- [To do]
Line by line, copy the data below exactly.

Interface dataset entries
********************
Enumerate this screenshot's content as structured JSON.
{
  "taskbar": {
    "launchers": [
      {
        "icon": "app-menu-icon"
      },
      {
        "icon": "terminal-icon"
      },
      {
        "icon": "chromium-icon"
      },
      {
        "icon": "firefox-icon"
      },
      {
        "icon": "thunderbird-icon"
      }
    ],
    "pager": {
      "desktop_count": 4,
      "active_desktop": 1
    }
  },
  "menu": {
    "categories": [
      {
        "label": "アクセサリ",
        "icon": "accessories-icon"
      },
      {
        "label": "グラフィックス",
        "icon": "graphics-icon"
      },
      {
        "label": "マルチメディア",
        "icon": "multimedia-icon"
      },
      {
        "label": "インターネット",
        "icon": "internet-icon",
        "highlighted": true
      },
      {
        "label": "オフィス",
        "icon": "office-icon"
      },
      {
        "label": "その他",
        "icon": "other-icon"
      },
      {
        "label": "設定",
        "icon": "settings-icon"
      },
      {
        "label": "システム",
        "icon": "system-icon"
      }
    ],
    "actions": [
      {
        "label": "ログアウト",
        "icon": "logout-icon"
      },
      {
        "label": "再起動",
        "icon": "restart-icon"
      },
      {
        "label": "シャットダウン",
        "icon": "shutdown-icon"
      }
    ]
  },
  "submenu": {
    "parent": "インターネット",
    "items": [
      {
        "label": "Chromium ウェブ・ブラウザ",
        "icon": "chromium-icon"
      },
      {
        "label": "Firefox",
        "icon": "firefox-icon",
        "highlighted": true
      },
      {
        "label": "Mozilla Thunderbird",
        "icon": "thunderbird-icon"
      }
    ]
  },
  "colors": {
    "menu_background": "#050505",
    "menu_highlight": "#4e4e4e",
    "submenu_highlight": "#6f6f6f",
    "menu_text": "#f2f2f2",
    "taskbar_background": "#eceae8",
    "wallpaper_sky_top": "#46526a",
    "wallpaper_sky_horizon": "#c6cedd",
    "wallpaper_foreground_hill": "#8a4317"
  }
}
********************
- [Answer]
Enumerate this screenshot's content as structured JSON.
{
  "taskbar": {
    "launchers": [
      {
        "icon": "app-menu-icon"
      },
      {
        "icon": "terminal-icon"
      },
      {
        "icon": "chromium-icon"
      },
      {
        "icon": "firefox-icon"
      },
      {
        "icon": "thunderbird-icon"
      }
    ],
    "pager": {
      "desktop_count": 4,
      "active_desktop": 1
    }
  },
  "menu": {
    "categories": [
      {
        "label": "アクセサリ",
        "icon": "accessories-icon"
      },
      {
        "label": "グラフィックス",
        "icon": "graphics-icon"
      },
      {
        "label": "マルチメディア",
        "icon": "multimedia-icon"
      },
      {
        "label": "インターネット",
        "icon": "internet-icon",
        "highlighted": true
      },
      {
        "label": "オフィス",
        "icon": "office-icon"
      },
      {
        "label": "その他",
        "icon": "other-icon"
      },
      {
        "label": "設定",
        "icon": "settings-icon"
      },
      {
        "label": "システム",
        "icon": "system-icon"
      }
    ],
    "actions": [
      {
        "label": "ログアウト",
        "icon": "logout-icon"
      },
      {
        "label": "再起動",
        "icon": "restart-icon"
      },
      {
        "label": "シャットダウン",
        "icon": "shutdown-icon"
      }
    ]
  },
  "submenu": {
    "parent": "インターネット",
    "items": [
      {
        "label": "Chromium ウェブ・ブラウザ",
        "icon": "chromium-icon"
      },
      {
        "label": "Firefox",
        "icon": "firefox-icon",
        "highlighted": true
      },
      {
        "label": "Mozilla Thunderbird",
        "icon": "thunderbird-icon"
      }
    ]
  },
  "colors": {
    "menu_background": "#050505",
    "menu_highlight": "#4e4e4e",
    "submenu_highlight": "#6f6f6f",
    "menu_text": "#f2f2f2",
    "taskbar_background": "#eceae8",
    "wallpaper_sky_top": "#46526a",
    "wallpaper_sky_horizon": "#c6cedd",
    "wallpaper_foreground_hill": "#8a4317"
  }
}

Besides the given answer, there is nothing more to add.